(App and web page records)
# # # # # # #

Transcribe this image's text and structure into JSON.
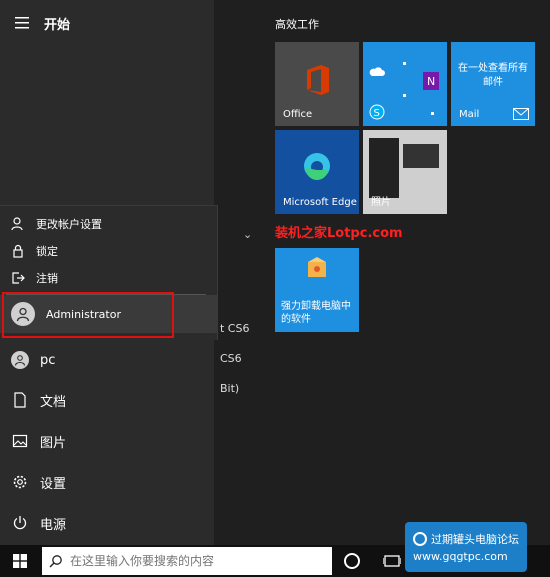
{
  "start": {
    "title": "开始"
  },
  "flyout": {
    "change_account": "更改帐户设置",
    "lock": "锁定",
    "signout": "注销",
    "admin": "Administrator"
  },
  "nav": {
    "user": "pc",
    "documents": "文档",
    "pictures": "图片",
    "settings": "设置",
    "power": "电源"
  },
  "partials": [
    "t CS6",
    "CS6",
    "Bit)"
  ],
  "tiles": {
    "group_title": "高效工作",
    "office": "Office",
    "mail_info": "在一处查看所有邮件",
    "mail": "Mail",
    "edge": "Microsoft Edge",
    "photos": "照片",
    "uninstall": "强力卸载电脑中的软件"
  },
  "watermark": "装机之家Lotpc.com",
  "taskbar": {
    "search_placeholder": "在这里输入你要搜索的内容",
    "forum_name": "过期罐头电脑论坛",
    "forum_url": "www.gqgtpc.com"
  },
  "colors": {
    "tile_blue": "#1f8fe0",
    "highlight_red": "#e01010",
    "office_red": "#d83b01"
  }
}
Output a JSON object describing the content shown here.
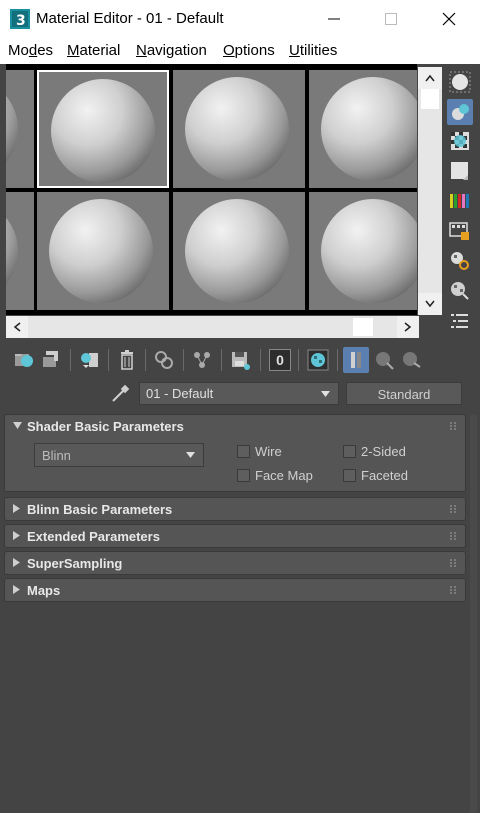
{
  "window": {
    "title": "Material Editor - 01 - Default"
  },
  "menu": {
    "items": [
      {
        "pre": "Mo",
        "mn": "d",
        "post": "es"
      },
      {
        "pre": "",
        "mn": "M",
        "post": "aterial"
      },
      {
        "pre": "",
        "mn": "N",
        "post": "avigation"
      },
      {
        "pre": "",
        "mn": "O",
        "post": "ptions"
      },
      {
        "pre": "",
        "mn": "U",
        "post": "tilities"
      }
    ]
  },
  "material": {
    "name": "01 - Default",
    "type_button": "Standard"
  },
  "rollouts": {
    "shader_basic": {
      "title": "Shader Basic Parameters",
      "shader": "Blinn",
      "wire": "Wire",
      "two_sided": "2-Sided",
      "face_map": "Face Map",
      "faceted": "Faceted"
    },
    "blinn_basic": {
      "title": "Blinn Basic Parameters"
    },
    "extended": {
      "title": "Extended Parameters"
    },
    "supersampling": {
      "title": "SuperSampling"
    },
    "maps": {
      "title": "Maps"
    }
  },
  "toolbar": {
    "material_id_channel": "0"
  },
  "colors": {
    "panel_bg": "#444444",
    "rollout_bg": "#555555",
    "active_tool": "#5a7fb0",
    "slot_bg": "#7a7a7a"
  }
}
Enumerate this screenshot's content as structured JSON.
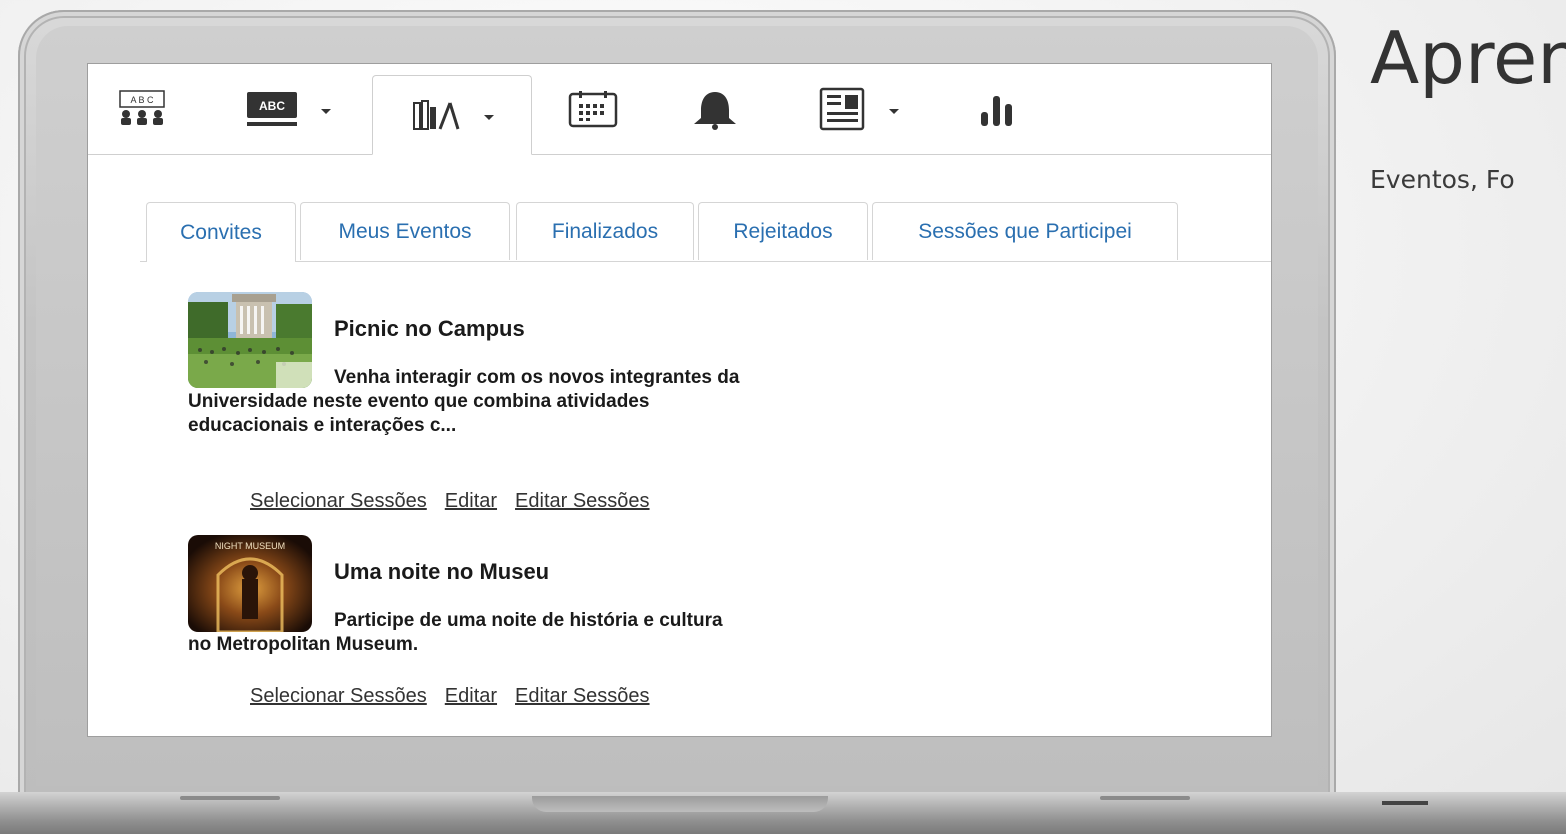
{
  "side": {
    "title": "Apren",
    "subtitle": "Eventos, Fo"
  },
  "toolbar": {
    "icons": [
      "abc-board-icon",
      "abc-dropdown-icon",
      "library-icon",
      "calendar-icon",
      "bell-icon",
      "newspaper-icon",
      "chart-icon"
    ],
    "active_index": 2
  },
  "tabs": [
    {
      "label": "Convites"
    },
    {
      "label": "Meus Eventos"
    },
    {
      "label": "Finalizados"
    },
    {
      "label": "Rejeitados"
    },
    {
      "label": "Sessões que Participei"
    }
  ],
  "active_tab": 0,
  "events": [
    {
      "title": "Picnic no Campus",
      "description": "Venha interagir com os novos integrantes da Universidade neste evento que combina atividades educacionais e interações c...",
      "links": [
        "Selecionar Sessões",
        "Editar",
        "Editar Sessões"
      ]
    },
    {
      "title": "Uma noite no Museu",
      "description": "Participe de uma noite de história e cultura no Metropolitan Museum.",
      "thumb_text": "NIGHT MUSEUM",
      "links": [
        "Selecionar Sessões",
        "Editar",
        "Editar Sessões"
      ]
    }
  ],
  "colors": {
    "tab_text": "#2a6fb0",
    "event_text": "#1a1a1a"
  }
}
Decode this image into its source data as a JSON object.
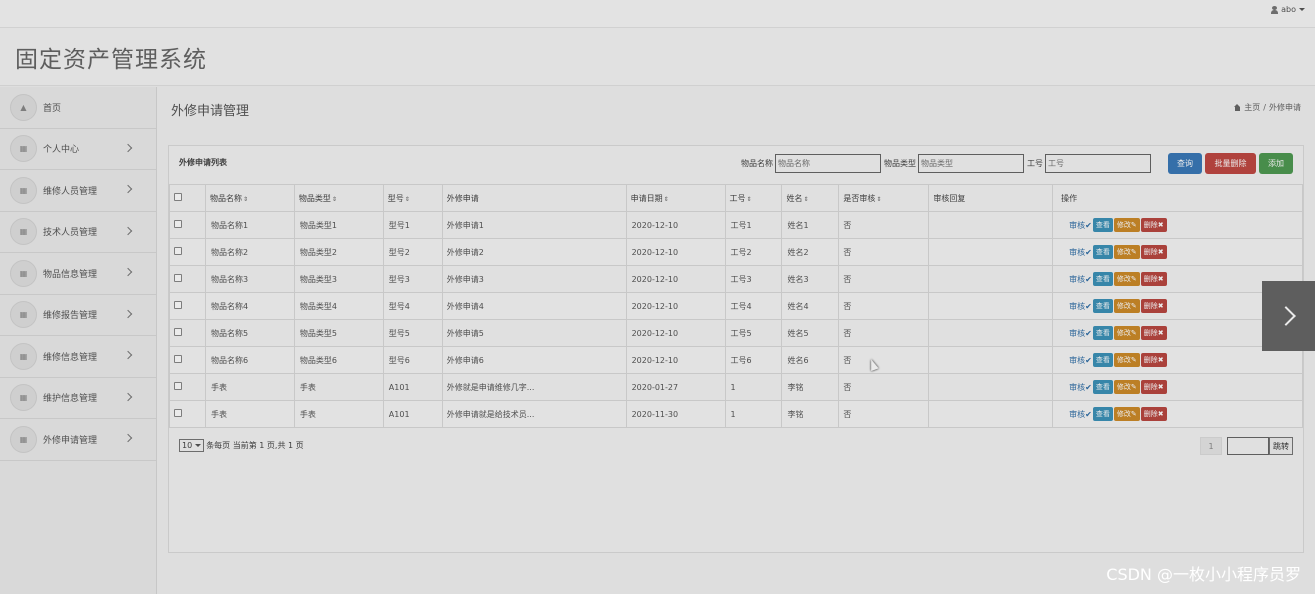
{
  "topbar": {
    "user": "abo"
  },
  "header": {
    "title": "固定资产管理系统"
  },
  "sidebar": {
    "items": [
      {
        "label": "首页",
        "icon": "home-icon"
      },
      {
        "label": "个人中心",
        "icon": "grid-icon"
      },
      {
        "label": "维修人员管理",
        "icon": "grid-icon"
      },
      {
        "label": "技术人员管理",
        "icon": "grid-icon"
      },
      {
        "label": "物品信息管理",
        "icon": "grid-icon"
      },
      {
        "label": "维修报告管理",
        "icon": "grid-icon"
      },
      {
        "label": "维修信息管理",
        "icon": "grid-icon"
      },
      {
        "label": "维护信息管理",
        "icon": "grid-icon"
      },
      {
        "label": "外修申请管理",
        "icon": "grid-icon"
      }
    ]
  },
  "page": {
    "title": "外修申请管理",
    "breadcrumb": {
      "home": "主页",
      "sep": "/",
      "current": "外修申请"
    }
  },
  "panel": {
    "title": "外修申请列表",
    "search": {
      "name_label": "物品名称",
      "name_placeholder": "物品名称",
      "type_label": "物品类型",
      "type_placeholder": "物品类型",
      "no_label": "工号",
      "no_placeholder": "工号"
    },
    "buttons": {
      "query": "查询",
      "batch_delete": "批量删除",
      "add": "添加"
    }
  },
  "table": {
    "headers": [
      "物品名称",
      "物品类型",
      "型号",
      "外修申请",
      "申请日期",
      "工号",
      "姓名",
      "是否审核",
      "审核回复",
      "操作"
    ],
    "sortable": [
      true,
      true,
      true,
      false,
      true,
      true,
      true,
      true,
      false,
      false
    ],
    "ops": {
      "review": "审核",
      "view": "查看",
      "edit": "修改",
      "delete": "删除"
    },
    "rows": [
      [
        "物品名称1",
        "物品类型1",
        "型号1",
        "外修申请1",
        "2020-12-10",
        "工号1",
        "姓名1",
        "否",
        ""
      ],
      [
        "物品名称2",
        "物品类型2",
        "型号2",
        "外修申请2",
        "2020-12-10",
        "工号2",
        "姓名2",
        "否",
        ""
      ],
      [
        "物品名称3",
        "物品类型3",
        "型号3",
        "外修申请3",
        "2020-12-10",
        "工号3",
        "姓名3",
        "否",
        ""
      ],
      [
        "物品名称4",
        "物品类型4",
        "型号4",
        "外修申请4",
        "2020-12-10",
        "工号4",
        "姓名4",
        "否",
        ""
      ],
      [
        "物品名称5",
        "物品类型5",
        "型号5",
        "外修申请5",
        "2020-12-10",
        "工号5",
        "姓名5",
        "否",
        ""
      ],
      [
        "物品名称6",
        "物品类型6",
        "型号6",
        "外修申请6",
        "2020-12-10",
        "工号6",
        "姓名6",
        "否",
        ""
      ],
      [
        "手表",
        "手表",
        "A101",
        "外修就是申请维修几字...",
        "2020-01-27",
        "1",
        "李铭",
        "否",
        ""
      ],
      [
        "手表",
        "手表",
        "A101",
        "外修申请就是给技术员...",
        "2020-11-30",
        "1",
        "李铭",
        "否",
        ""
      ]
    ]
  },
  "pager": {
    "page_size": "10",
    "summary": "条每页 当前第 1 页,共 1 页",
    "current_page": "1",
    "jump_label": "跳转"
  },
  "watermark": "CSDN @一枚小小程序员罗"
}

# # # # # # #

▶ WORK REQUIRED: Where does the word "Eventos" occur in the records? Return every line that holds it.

▶ FINAL ANSWER:
    "subtitle": "Eventos, Fo"
      "label": "Meus Eventos"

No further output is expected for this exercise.